Geography and Anthropology

Document Type



Estimation of age is an important component of the biological profile that forensic anthropologists construct in order to attain a positive identification of a deceased individual. This research is a proof of concept study for the use of X-ray diffraction (XRD) on a tooth sample to estimate age. Previous research (Meneghini et al. 2003; Hanschin and Stern 1992) has concluded that the crystallite size of bone will increase with increased age. The feasibility of the use of teeth in XRD analysis was first tested using pig teeth (samples P1, P2, and P3). Another set of pig teeth (PC1, PC2, and PC3) were analyzed to determine if there were differences in tooth type for a single individual. Tooth samples were collected from individuals of known age in order to establish whether the crystallite size of hydroxylapatite changes with increased chronological age. All samples were cleaned and prepared using the same set of procedures. The resulting diffraction patterns from the XRD testing were analyzed using Jade 6 software to determine the full width half maximum (FWHM) for each of the samples. The crystallite size was then calculated using Scherrer’s formula. The first set of pig samples proved that it was possible to analyze teeth with XRD. The second set of samples demonstrated that there were crystallite size differences in the tooth types. The human teeth confirmed that there were differences in tooth type and presented evidence that there was a downward correlation between chronological age and crystallite size in teeth. Due to the rejection of the initial hypothesis, an alternative hypothesis was constructed stating that the crystallite size of the hydroxylapatite will decrease in teeth as age increases in an individual. Results of this research suggest the trend toward a decrease in crystallite size as an individual increases in age.

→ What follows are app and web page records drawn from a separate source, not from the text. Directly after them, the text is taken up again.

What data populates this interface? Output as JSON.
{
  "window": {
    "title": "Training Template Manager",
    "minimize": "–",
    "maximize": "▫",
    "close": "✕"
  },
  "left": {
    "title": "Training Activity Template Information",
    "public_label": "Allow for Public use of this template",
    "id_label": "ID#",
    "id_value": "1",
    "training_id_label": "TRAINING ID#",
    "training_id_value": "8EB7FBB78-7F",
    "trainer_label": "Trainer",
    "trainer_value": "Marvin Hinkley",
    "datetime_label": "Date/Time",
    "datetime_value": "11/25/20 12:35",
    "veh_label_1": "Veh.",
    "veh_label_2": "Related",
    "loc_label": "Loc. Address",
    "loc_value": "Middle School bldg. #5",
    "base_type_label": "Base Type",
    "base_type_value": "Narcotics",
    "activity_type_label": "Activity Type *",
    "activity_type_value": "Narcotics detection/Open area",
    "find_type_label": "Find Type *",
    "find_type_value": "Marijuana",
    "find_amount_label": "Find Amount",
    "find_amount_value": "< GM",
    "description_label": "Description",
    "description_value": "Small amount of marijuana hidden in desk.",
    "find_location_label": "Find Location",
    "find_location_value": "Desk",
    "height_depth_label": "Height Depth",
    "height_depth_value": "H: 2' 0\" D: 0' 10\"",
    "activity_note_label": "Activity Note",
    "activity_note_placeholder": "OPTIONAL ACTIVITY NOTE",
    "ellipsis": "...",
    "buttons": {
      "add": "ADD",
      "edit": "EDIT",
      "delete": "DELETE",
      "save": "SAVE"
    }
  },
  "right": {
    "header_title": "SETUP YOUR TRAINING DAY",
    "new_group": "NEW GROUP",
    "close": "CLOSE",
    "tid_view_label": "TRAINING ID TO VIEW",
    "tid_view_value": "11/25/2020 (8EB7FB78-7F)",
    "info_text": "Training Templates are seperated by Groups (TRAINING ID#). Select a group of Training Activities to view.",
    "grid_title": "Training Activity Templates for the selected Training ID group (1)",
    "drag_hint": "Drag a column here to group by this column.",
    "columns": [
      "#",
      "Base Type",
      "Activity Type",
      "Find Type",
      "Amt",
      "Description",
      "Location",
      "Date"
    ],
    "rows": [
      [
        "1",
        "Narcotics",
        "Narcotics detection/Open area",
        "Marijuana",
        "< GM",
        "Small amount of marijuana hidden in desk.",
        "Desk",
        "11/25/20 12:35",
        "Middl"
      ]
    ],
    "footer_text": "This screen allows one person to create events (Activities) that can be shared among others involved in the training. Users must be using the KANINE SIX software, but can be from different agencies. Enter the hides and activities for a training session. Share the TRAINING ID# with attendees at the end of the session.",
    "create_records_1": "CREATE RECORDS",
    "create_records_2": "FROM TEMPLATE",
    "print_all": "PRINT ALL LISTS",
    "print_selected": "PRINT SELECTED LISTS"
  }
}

Document Availability at the Time of Submission

Release the entire work immediately for access worldwide.

Committee Chair

Mary H Manhein